Another thing that kills me is the thought of my brother ever being put into a residential home. I know that my mom would never let this happen. Neither would I… I would definitely take him in a heartbeat – I also know that my brother, my aunt, and many others close to us would do the same. But, as a sister, if I could never bare to see my brother in a home, how is it even possible that some parents could do something?
What makes me even more sad is that half of the people in these homes do not have major behaviors, could be taught more, etc. Plus! If you have the money to put your child in a home, why not just use that money to get the help at home? Instead of sticking them in a “jail cell.” Homes are scary – you have no idea how well your child is being taken care of or what is going on. And if they’re nonverbal? You’ll never know.
It sickens me to think that there are no possibilities for so many people with Autism that they have to be stuck into a home. That they cannot find an educational program, help them continue to grow, or even just be at home with their loved ones. Sammy will never, ever be put in a home.
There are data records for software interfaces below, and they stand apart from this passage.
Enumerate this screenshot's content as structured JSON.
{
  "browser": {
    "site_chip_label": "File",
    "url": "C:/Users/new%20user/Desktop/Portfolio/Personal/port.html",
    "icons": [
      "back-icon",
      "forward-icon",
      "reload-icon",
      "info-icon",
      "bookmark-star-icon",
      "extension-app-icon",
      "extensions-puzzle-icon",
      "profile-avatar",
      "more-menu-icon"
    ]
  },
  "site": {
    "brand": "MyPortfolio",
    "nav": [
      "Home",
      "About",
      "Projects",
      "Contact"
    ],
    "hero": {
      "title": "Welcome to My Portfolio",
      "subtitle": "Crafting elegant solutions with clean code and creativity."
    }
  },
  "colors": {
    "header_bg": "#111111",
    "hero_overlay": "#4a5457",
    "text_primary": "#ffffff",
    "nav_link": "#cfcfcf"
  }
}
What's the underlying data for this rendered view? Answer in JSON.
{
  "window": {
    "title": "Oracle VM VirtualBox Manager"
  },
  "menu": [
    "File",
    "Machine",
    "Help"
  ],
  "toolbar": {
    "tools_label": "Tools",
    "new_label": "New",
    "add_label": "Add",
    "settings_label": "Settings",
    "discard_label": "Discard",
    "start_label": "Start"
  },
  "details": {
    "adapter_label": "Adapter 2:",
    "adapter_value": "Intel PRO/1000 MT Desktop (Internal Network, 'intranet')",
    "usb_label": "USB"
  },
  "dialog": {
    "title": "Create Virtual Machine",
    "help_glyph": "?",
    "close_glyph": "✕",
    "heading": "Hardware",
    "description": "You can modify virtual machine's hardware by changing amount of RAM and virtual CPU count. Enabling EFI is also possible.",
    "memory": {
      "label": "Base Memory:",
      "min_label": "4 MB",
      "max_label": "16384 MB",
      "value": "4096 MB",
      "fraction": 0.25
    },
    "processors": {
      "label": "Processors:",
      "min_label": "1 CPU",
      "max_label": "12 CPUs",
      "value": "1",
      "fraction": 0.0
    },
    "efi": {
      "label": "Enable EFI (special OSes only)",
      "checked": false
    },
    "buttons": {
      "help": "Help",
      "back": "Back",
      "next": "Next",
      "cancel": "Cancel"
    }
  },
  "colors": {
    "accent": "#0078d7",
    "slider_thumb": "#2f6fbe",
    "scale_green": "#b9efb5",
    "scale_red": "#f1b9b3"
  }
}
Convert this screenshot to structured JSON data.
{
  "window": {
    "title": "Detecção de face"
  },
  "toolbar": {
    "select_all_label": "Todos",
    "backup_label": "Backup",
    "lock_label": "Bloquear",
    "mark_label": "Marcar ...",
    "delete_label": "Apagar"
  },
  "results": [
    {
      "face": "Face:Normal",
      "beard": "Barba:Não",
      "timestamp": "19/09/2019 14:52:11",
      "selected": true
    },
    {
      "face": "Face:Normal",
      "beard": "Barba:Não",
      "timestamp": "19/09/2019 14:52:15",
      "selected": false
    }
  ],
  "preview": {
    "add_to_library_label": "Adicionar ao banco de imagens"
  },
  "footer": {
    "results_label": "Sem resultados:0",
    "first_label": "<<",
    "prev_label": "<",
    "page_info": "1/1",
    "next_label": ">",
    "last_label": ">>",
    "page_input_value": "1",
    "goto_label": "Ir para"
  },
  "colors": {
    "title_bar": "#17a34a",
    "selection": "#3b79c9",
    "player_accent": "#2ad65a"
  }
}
Autism from a sibling's point of view...
My name is Paige and I am 26 years old. I graduated from Towson University with a Psychology Bachelors Degree and from Johns Hopkins with a Post-Bacc Certificate in Education of Autism and other Pervasive Disorders at . I recently left my job at Kennedy Krieger Institute and began my Master's Degree in Applied Behavior Analysis at University of South Florida. My younger brother, Sammy, is 20 and has Autism. He is non-vocal, unaware of safety, is not toilet trained, cannot get himself dressed, and has difficulty with everyday activities that we all take advantage of. He works harder every single day of his life than anyone I know and he always does it with a smile on his face. He is my true hero and inspiration and because of him, I have dedicated my life to advocating and creating opportunities for individuals with Autism. I hope that I can make him proud and this blog is just a small part of the awareness I hope I can create about Autism and support other siblings impacted by Autism. I love you Sammy - thank you for everything.